Queen Bee has done it again! She dropped a surprise new single, called “Formation,” last week, a day before her American Superbowl performance.
The song has already received over 20 million views on youtube. And has gotten music fans talkin’ politics again.
The video for ‘Formation’ depicts visuals from Hurricane Katrina and the devastation it brought to people living in New Orleans. We see Beyonce standing on top of a police car, and hear a voice screaming “What happened to New Orleans?”
Then Beyonce appears dancing in the middle of the hallway of a colonial-looking mansion. She begins to call out the names of Alabama, Louisana, then she exclaims “You mix that negro with some creole then you get a Texas Bama!” That is when the beat drops and the whole tune goes insane.

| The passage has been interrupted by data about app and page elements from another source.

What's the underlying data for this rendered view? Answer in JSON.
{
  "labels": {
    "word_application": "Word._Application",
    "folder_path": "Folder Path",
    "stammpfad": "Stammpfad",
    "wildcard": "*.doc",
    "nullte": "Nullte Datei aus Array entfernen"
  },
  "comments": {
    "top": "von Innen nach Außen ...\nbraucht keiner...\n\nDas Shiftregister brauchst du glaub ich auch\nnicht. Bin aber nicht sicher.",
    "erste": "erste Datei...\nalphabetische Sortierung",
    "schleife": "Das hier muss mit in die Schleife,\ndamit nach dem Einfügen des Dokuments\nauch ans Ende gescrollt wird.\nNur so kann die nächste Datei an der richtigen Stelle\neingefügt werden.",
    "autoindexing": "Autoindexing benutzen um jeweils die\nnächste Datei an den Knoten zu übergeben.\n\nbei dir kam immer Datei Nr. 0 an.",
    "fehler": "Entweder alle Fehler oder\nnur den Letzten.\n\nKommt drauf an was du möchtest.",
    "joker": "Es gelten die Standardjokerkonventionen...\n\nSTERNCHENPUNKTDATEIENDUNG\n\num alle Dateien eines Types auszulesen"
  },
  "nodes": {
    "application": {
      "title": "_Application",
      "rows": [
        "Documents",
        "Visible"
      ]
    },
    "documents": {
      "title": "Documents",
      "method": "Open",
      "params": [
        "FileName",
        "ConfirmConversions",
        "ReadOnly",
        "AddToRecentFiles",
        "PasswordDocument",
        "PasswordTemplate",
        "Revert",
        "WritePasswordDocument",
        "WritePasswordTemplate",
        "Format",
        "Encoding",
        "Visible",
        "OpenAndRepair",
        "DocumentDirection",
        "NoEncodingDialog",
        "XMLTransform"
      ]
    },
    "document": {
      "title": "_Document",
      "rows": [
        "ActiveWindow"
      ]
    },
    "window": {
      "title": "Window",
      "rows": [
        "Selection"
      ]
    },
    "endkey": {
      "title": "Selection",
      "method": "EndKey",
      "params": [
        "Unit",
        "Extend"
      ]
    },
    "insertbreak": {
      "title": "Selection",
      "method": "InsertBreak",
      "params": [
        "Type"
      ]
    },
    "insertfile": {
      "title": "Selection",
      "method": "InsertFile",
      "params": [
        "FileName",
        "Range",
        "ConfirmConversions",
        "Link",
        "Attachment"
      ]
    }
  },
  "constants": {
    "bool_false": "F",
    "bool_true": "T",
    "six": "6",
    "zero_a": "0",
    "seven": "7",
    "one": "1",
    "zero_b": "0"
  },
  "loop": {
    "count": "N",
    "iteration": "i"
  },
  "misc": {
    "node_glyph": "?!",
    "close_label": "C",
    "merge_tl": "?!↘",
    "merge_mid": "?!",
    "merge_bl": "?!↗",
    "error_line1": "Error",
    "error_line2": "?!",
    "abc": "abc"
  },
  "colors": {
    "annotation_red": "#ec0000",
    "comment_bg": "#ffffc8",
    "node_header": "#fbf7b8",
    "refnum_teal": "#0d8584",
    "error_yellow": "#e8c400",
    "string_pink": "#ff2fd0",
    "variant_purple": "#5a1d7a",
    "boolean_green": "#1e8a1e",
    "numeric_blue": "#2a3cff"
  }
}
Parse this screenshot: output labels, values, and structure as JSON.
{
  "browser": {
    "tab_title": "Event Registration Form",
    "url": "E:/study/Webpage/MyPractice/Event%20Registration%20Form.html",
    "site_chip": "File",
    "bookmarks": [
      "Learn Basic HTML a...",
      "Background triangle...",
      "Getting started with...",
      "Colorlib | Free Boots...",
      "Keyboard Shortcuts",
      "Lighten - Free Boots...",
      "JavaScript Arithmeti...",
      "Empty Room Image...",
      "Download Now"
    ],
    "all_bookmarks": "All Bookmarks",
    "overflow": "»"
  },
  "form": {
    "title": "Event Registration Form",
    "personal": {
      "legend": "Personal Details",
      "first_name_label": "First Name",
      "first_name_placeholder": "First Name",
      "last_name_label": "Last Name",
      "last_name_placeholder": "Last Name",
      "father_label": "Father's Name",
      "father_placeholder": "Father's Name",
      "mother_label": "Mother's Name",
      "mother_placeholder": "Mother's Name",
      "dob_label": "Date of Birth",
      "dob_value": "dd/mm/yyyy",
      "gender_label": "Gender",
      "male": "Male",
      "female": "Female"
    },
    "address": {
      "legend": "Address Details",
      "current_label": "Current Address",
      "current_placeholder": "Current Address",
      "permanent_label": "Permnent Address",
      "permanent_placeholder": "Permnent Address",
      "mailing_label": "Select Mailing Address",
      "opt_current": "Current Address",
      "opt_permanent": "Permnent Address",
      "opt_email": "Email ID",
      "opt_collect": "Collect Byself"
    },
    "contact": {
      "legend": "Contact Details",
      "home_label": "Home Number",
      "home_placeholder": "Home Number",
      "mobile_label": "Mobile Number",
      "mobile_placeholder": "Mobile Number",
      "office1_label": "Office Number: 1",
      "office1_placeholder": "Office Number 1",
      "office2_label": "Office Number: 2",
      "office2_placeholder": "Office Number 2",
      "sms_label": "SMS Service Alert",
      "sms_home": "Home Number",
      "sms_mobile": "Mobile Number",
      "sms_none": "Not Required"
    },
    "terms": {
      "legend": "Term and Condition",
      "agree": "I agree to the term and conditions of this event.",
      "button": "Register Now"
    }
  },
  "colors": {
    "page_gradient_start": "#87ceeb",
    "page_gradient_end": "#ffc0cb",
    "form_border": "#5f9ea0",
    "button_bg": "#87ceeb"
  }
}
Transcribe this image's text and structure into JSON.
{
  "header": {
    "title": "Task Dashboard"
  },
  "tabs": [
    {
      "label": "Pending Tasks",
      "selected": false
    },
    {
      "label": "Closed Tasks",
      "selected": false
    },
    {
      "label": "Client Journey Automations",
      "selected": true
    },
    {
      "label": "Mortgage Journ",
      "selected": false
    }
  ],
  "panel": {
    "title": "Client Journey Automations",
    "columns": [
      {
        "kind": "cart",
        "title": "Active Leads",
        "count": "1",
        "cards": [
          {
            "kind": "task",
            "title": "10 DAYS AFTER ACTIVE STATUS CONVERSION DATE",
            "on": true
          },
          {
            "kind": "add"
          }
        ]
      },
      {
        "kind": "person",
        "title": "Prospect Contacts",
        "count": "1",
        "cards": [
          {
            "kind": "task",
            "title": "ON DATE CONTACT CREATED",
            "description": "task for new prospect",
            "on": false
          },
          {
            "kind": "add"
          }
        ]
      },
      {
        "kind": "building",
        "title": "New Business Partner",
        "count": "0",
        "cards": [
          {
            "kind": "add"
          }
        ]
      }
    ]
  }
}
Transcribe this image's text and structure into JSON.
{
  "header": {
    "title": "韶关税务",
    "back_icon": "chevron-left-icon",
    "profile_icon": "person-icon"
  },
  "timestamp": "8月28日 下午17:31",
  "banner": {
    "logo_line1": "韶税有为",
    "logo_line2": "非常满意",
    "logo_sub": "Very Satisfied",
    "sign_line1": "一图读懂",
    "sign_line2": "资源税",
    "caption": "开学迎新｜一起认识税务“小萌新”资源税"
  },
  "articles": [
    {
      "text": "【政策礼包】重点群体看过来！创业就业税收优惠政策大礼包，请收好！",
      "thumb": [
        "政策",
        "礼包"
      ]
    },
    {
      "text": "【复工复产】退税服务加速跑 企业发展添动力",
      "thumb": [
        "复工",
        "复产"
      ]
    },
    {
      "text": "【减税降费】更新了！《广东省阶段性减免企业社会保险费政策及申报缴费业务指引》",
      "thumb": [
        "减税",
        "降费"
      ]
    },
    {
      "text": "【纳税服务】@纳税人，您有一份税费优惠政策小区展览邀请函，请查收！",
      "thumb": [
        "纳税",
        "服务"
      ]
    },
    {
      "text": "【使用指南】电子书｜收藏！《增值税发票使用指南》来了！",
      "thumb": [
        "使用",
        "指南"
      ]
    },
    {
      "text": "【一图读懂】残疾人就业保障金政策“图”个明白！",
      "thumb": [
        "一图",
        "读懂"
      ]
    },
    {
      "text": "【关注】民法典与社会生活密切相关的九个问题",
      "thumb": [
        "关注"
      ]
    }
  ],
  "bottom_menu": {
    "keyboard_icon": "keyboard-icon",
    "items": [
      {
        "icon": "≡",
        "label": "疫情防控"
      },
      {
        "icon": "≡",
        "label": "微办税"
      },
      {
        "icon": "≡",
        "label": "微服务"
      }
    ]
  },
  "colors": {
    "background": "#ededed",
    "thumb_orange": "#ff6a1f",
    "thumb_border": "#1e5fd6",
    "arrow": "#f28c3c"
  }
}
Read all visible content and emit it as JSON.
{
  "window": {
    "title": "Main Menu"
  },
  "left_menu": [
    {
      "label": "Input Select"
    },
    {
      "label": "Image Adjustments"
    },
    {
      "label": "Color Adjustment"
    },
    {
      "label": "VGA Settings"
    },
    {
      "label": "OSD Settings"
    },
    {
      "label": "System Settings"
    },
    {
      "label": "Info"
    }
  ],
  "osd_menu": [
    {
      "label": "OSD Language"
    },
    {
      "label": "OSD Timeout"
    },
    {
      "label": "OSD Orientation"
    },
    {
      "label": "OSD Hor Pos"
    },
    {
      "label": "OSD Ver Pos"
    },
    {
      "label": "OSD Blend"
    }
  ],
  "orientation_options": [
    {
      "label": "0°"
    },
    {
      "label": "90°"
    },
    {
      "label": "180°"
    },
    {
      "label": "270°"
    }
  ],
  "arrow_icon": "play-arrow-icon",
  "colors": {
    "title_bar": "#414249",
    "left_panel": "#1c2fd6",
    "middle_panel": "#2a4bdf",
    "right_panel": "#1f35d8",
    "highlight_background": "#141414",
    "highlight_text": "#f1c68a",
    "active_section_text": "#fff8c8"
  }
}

‘bama’ is a derogatory phrase, the equivalent of which in Mzansi can be termed a Jim-Comes-to-Joburg. Basically a person who comes from a rural background, and has now settled in metropolitan centres, most commonly California or the East Coast in the United States.
There is something intimidating about her portrayal in the video. Depicted here is not the young, light-hearted Beyonce who is ‘Crazy in love,’ it’s a grown-up Beyonce, who speaks mostly in a hoarse voice more than sings. She is barefooted on top of police car.
The music has a trance effect, sustained by a high buzzing synthesizer over a repetitive mid-range thrust. But it is really the bass line that overwhelms the experience. Its appearance is infrequent, but every time it drops she is strutting her body, in her now familiar repertoire of choreography involving a lot of arm and hip movements.
Occassionally other women appear, wearing all kinds of afro-wigs, with clearly defined muscles on their shoulders and their backs.
She sings about how she likes her “negro nose with Jackson Five nostrils”
The confidence displayed in the whole audio-visual experience is irresistible.
Some scenes portray the slavery narrative, while others draw on more recent representations of black people (in particular women).
The slavery trope has received much attention in popular culture recently.
J Cole’s G.O.M.D video immediately comes to mind.
One critic of Beyonce’s new video, Dianca London, says:
I don’t find her music to be particularly transcendent, nor do I view her as representation of my black femininity. For me, her brand of feminism (and the brand of feminism assigned to her identity as a pop icon) is severely limited, and her latest activism via “Formation” feels more like strategic consumerist dramatism rather than empowerment. Essentially, aside from its forthright celebration of blackness, “Formation,” much like the star behind it, is a construction tailored for the masses. It is a message catering to a demographic willing to not only invest their dollars but also their political ethos in a celebrity.
Novelist, Jesmyn Ward, on the other hand, finds the song affirming:
She sings to those of us who grew up black in the American South, who swam through Hurricane Katrina, who watched the world sink, who starved for two weeks after the eye passed, who left our dead floating in our houses. She sings to those of us who were displaced, to Las Vegas, to Los Angeles, to Hartford, who lived for months or years or still live in those other places, when the living heart of us is bound so tight with oak and pine we can barely breathe.
From the divergence of perspectives the song has stirred, it is clear that Beyonce has successfully managed to charm her fans, and frustrate her critics.
In the United States, February is usually celebrated as Black History Month. So the timing of Beyonce’s release with this significant month in American black culture cannot be ignored.
She is making a statement and elaborating definitions of blackness, in a way that snatches the mic from the mouths of those who have deemed themselves custodians of blackness, the academics and intellectuals.
There is also another reference that remains fresh in the minds of fans. Early in January 2016, there was a rumour that Beyonce was planning to do a Saartje Baartman movie, in which she would star as Baartman. Baartman was the South African woman who was sold as a slave in Europe to sing and entertain audiences who were fascinated by her big buttocks in the 1800s.
With Saartje Baartman as an early example, the modern world has long used black women as symbols of entertainment and sexual fascination. Indeed, Beyonce can be seen as a present-day extension of that symbol.
The question to ask then is whether Beyonce is trying to contribute to that sexualisation of black women or whether she is in fact subverting it.
Her intentions may never be fully known.
But what we do know is that in Showbizz people do what they have to do to survive and stay relevant. It is the sheer desperation of the industry to draw attention at all costs, even if it means playing racial stereotypes. That is what makes the whole Beyonce phenomenon both fascinating and paradoxical.§